You should also make sure that they have all the resources they need to study outside the classroom. For example, creating a quiet space at home that has all the books and stationery that they’ll need can provide them with a good starting point.
Note-taking is an essential skill that your child will use throughout their academic career. You can help your child develop these skills by encouraging them to identify important information and pick out keywords and phrases.
Encourage your child to be an active listener and to decide what information is the most important. The number one mistake that students make when note-taking is writing down every single word. By encouraging them to abbreviate and use symbols, they’ll be able to take down notes much quicker and they’ll be able to understand them afterwards.
It’s also a good idea to encourage your child to focus on the quality of their handwriting. Because note-taking can be time-sensitive, students have a tendency to scribble down notes without paying much attention to legibility. If your child can take legible notes quickly, they’ll have a far easier time when it comes to revising them after.
For more information on how to take great notes, check out this video from Well Cast:
Every now and then, your child will come across a topic or concept that they don’t quite grasp. And if they’re studying at home, they won’t have the luxury of being able to ask their teacher for help. This is where having good research skills comes in useful.
Encourage your child to use the resources they have to hand. This could include you, as a parent, books, textbooks, the internet, or friends. Likewise, you should encourage your child to use more than one source of information. By double-checking facts and figures against various sources, your child will be far more likely to arrive at the correct answer or methodology.

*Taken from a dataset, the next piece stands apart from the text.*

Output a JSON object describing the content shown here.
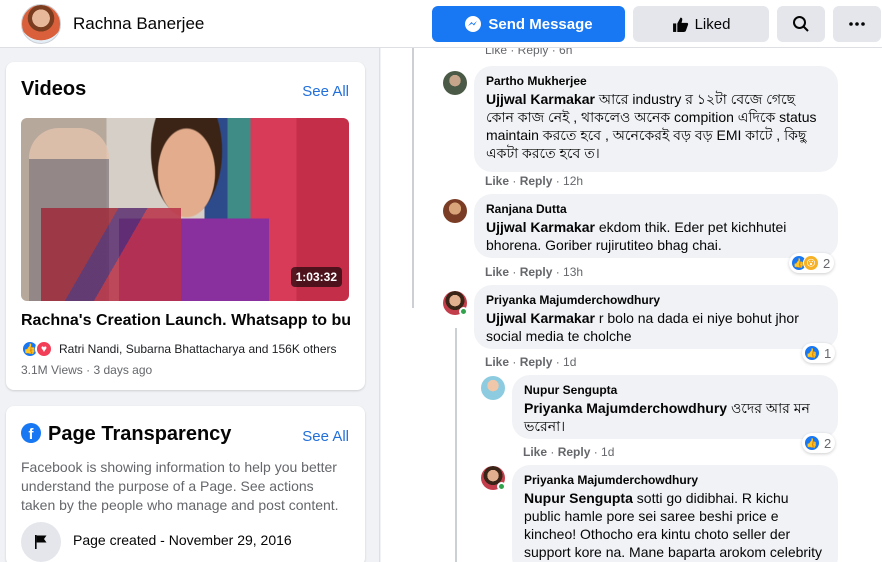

Most primary school kids are used to being told what to study and when, so it’s no surprise that they often find it difficult to manage their time when studying or revising on their own. You can help your child improve their time management skills by helping them allocate specific time periods to certain tasks.
For example, if they’re studying for the 11 Plus exam, you might suggest that the first night, they allocate half an hour to Maths and half an hour to English, followed by half an hour of verbal reasoning and half an hour of non-verbal reasoning the following night.
Using practice exam papers can also help develop your child’s time management skills, especially if they take them under timed conditions. By encouraging your child to do practice papers under exam conditions, they’ll be able to identify what types of questions take longer and therefore where to allocate more time on the day of the test.
Revision and Studying Skills
We have a whole section of our blog dedicated to helping your child develop their revision and studying skills but we thought we’d provide an overview of the most effective ways to improve these skills:
- Start studying early. The more time your child has to study, the more material they’ll be able to cover before the day of the exam.
- Revise little and often. It can be tempting to allocate large chunks of time to studying in the run up to an exam, but breaking down study time into smaller chunks will help your child retain information better.
- Record revision notes. Encouraging your child to read their written notes aloud into a voice recorder can help them remember important information. It also encourages them to take good notes in the first place, knowing that they’ll be referring to them again later.
- Use revision games. Exercises like Teacher Roleplay and quizzes can make learning that little bit more fun and help your child retain information in a more relaxed mindset.
- Do the hard stuff first. It’s natural for primary kids to procrastinate on difficult tasks but encouraging them to tackle the hard stuff first will make the rest of their studying more enjoyable.